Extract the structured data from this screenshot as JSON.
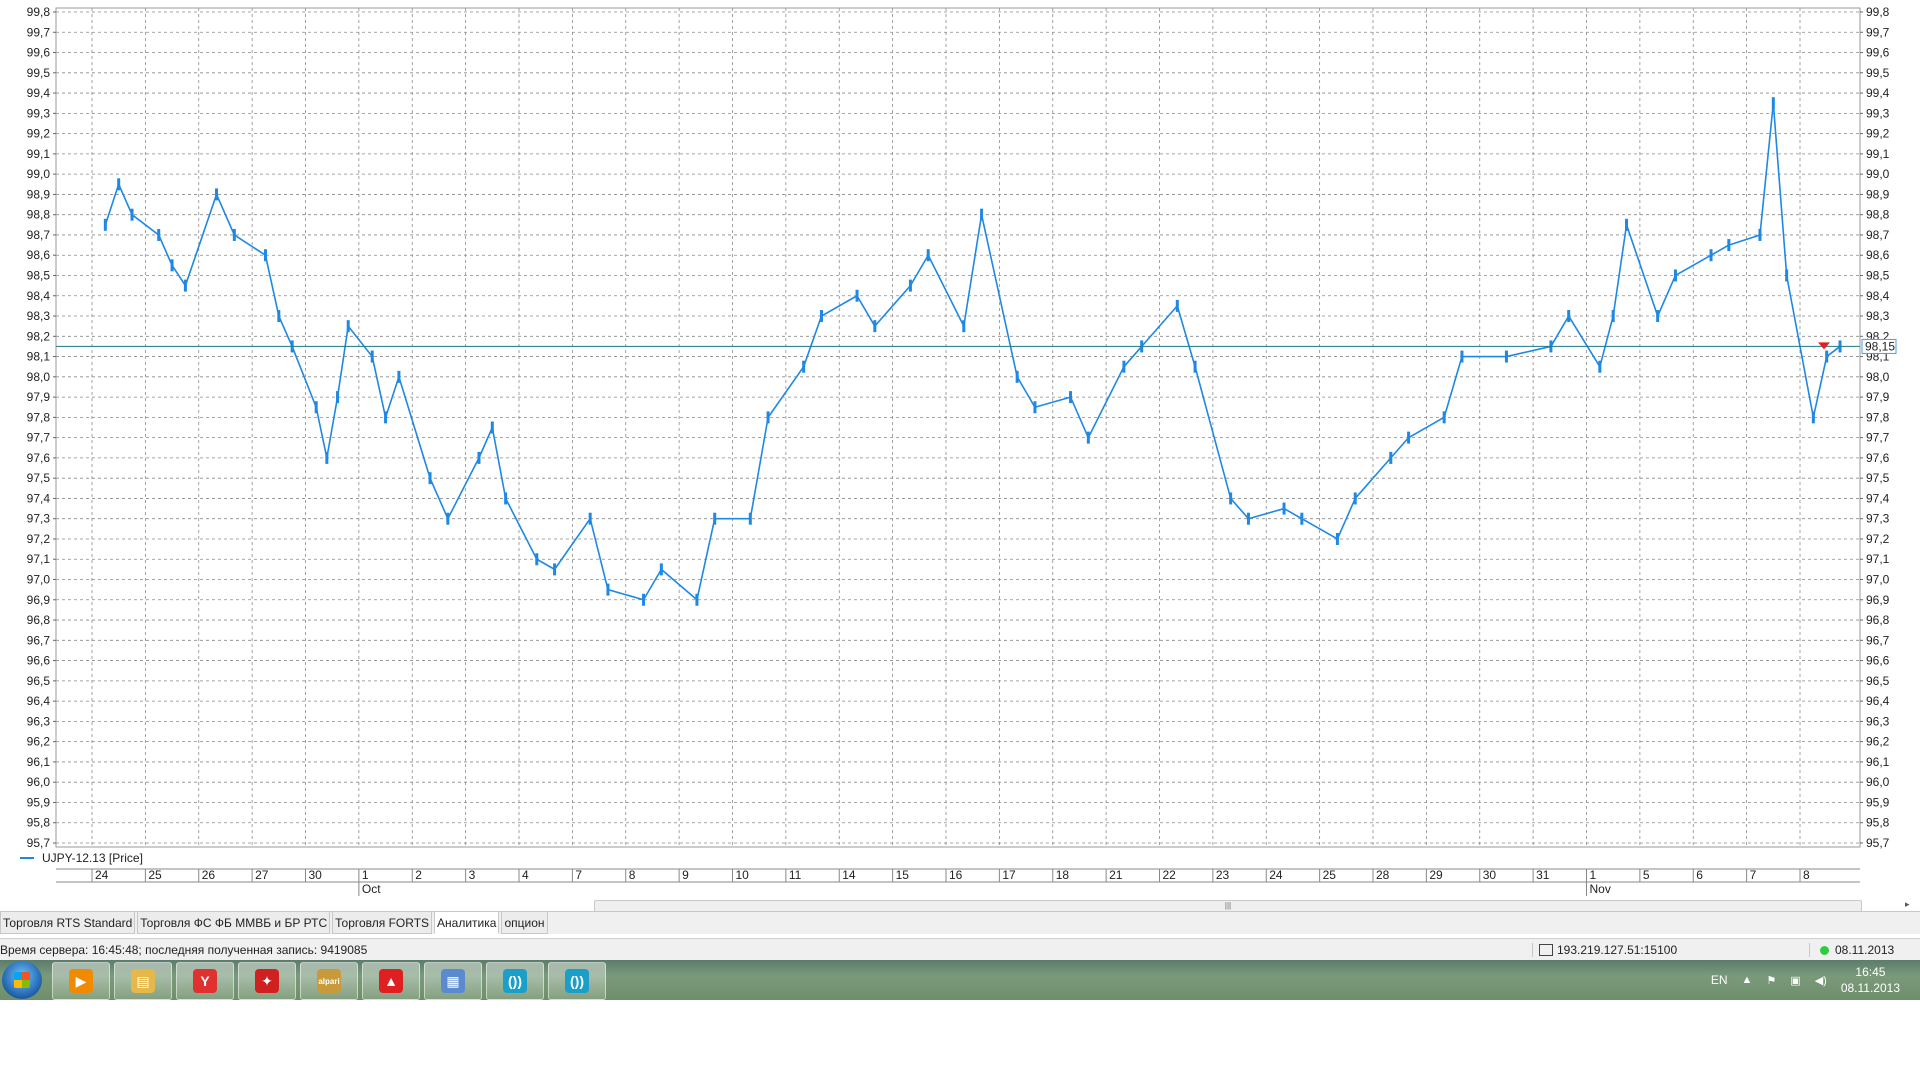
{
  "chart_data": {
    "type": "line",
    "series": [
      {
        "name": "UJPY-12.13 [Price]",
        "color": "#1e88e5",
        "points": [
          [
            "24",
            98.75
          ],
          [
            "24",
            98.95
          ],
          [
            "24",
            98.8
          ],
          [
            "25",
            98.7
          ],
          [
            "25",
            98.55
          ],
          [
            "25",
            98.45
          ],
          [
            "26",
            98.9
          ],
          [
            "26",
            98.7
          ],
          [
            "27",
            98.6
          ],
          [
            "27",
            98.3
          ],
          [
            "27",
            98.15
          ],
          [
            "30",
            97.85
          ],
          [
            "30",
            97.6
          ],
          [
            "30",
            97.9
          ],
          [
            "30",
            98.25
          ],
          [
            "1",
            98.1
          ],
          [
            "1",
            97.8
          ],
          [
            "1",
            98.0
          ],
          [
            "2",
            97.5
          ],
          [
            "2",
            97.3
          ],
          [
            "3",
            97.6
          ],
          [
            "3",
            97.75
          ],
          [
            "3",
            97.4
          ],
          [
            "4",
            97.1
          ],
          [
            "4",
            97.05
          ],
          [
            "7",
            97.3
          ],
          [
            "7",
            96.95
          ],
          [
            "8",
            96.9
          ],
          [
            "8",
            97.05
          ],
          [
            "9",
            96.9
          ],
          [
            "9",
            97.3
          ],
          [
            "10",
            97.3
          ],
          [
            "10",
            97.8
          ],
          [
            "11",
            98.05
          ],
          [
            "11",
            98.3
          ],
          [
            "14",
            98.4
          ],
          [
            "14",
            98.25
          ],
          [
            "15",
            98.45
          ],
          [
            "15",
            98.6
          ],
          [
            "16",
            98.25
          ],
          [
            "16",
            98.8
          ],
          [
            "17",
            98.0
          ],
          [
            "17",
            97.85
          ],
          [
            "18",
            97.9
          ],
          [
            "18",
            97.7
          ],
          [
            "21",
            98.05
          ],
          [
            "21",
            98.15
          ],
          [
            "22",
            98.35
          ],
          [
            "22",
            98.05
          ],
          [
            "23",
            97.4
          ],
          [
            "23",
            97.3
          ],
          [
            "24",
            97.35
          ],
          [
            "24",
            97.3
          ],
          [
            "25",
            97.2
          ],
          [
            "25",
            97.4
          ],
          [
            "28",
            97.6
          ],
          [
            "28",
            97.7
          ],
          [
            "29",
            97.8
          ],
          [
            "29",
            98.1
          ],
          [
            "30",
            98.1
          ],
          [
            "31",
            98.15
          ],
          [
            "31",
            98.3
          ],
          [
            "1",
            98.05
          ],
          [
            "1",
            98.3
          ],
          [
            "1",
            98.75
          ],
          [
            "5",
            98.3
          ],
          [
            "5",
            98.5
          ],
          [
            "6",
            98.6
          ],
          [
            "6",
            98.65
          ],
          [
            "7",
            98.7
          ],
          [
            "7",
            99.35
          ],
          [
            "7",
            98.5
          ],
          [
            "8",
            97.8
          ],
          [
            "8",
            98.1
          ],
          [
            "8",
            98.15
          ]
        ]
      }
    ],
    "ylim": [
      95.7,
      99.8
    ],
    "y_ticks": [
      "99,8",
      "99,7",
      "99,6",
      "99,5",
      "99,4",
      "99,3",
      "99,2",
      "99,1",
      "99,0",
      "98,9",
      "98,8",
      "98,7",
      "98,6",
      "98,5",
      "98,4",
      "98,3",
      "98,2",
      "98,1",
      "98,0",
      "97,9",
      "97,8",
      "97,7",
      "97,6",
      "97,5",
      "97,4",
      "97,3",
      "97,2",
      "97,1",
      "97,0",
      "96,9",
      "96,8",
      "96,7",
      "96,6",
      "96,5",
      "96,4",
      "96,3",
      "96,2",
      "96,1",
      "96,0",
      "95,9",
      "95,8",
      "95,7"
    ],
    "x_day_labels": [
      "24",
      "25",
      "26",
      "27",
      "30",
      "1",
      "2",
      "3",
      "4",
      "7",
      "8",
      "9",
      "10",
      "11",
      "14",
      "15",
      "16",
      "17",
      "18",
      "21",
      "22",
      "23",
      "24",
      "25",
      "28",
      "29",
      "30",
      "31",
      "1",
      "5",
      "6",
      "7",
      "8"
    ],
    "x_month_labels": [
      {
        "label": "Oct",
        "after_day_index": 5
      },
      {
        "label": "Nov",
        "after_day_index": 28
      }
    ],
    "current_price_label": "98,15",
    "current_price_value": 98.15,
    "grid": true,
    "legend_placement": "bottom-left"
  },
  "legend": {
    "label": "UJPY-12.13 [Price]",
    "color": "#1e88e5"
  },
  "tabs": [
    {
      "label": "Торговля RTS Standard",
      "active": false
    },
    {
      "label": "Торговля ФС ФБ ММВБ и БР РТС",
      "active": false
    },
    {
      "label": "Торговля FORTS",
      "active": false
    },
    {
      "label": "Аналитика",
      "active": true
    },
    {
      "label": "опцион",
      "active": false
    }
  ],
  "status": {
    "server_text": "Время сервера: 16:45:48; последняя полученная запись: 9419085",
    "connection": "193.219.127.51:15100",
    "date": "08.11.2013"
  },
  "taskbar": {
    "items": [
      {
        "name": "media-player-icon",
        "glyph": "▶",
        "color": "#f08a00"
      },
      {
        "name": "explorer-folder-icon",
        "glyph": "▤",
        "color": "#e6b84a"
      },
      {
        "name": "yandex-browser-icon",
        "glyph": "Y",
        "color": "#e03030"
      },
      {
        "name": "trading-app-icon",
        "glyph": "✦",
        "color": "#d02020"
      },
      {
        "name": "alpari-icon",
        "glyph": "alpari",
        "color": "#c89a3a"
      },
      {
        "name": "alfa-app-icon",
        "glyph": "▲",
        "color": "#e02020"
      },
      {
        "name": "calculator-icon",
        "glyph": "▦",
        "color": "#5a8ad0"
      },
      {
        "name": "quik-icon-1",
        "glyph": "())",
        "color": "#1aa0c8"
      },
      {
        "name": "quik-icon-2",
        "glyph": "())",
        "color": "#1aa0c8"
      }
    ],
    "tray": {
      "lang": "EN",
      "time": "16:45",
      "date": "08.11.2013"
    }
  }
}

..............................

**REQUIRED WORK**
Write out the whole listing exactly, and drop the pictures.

**SOLUTION FOR THIS PROBLEM**
Extract the structured data from this screenshot as JSON.
{
  "chart_data": {
    "type": "line",
    "series": [
      {
        "name": "UJPY-12.13 [Price]",
        "color": "#1e88e5",
        "points": [
          [
            "24",
            98.75
          ],
          [
            "24",
            98.95
          ],
          [
            "24",
            98.8
          ],
          [
            "25",
            98.7
          ],
          [
            "25",
            98.55
          ],
          [
            "25",
            98.45
          ],
          [
            "26",
            98.9
          ],
          [
            "26",
            98.7
          ],
          [
            "27",
            98.6
          ],
          [
            "27",
            98.3
          ],
          [
            "27",
            98.15
          ],
          [
            "30",
            97.85
          ],
          [
            "30",
            97.6
          ],
          [
            "30",
            97.9
          ],
          [
            "30",
            98.25
          ],
          [
            "1",
            98.1
          ],
          [
            "1",
            97.8
          ],
          [
            "1",
            98.0
          ],
          [
            "2",
            97.5
          ],
          [
            "2",
            97.3
          ],
          [
            "3",
            97.6
          ],
          [
            "3",
            97.75
          ],
          [
            "3",
            97.4
          ],
          [
            "4",
            97.1
          ],
          [
            "4",
            97.05
          ],
          [
            "7",
            97.3
          ],
          [
            "7",
            96.95
          ],
          [
            "8",
            96.9
          ],
          [
            "8",
            97.05
          ],
          [
            "9",
            96.9
          ],
          [
            "9",
            97.3
          ],
          [
            "10",
            97.3
          ],
          [
            "10",
            97.8
          ],
          [
            "11",
            98.05
          ],
          [
            "11",
            98.3
          ],
          [
            "14",
            98.4
          ],
          [
            "14",
            98.25
          ],
          [
            "15",
            98.45
          ],
          [
            "15",
            98.6
          ],
          [
            "16",
            98.25
          ],
          [
            "16",
            98.8
          ],
          [
            "17",
            98.0
          ],
          [
            "17",
            97.85
          ],
          [
            "18",
            97.9
          ],
          [
            "18",
            97.7
          ],
          [
            "21",
            98.05
          ],
          [
            "21",
            98.15
          ],
          [
            "22",
            98.35
          ],
          [
            "22",
            98.05
          ],
          [
            "23",
            97.4
          ],
          [
            "23",
            97.3
          ],
          [
            "24",
            97.35
          ],
          [
            "24",
            97.3
          ],
          [
            "25",
            97.2
          ],
          [
            "25",
            97.4
          ],
          [
            "28",
            97.6
          ],
          [
            "28",
            97.7
          ],
          [
            "29",
            97.8
          ],
          [
            "29",
            98.1
          ],
          [
            "30",
            98.1
          ],
          [
            "31",
            98.15
          ],
          [
            "31",
            98.3
          ],
          [
            "1",
            98.05
          ],
          [
            "1",
            98.3
          ],
          [
            "1",
            98.75
          ],
          [
            "5",
            98.3
          ],
          [
            "5",
            98.5
          ],
          [
            "6",
            98.6
          ],
          [
            "6",
            98.65
          ],
          [
            "7",
            98.7
          ],
          [
            "7",
            99.35
          ],
          [
            "7",
            98.5
          ],
          [
            "8",
            97.8
          ],
          [
            "8",
            98.1
          ],
          [
            "8",
            98.15
          ]
        ]
      }
    ],
    "ylim": [
      95.7,
      99.8
    ],
    "y_ticks": [
      "99,8",
      "99,7",
      "99,6",
      "99,5",
      "99,4",
      "99,3",
      "99,2",
      "99,1",
      "99,0",
      "98,9",
      "98,8",
      "98,7",
      "98,6",
      "98,5",
      "98,4",
      "98,3",
      "98,2",
      "98,1",
      "98,0",
      "97,9",
      "97,8",
      "97,7",
      "97,6",
      "97,5",
      "97,4",
      "97,3",
      "97,2",
      "97,1",
      "97,0",
      "96,9",
      "96,8",
      "96,7",
      "96,6",
      "96,5",
      "96,4",
      "96,3",
      "96,2",
      "96,1",
      "96,0",
      "95,9",
      "95,8",
      "95,7"
    ],
    "x_day_labels": [
      "24",
      "25",
      "26",
      "27",
      "30",
      "1",
      "2",
      "3",
      "4",
      "7",
      "8",
      "9",
      "10",
      "11",
      "14",
      "15",
      "16",
      "17",
      "18",
      "21",
      "22",
      "23",
      "24",
      "25",
      "28",
      "29",
      "30",
      "31",
      "1",
      "5",
      "6",
      "7",
      "8"
    ],
    "x_month_labels": [
      {
        "label": "Oct",
        "after_day_index": 5
      },
      {
        "label": "Nov",
        "after_day_index": 28
      }
    ],
    "current_price_label": "98,15",
    "current_price_value": 98.15,
    "grid": true,
    "legend_placement": "bottom-left"
  },
  "legend": {
    "label": "UJPY-12.13 [Price]",
    "color": "#1e88e5"
  },
  "tabs": [
    {
      "label": "Торговля RTS Standard",
      "active": false
    },
    {
      "label": "Торговля ФС ФБ ММВБ и БР РТС",
      "active": false
    },
    {
      "label": "Торговля FORTS",
      "active": false
    },
    {
      "label": "Аналитика",
      "active": true
    },
    {
      "label": "опцион",
      "active": false
    }
  ],
  "status": {
    "server_text": "Время сервера: 16:45:48; последняя полученная запись: 9419085",
    "connection": "193.219.127.51:15100",
    "date": "08.11.2013"
  },
  "taskbar": {
    "items": [
      {
        "name": "media-player-icon",
        "glyph": "▶",
        "color": "#f08a00"
      },
      {
        "name": "explorer-folder-icon",
        "glyph": "▤",
        "color": "#e6b84a"
      },
      {
        "name": "yandex-browser-icon",
        "glyph": "Y",
        "color": "#e03030"
      },
      {
        "name": "trading-app-icon",
        "glyph": "✦",
        "color": "#d02020"
      },
      {
        "name": "alpari-icon",
        "glyph": "alpari",
        "color": "#c89a3a"
      },
      {
        "name": "alfa-app-icon",
        "glyph": "▲",
        "color": "#e02020"
      },
      {
        "name": "calculator-icon",
        "glyph": "▦",
        "color": "#5a8ad0"
      },
      {
        "name": "quik-icon-1",
        "glyph": "())",
        "color": "#1aa0c8"
      },
      {
        "name": "quik-icon-2",
        "glyph": "())",
        "color": "#1aa0c8"
      }
    ],
    "tray": {
      "lang": "EN",
      "time": "16:45",
      "date": "08.11.2013"
    }
  }
}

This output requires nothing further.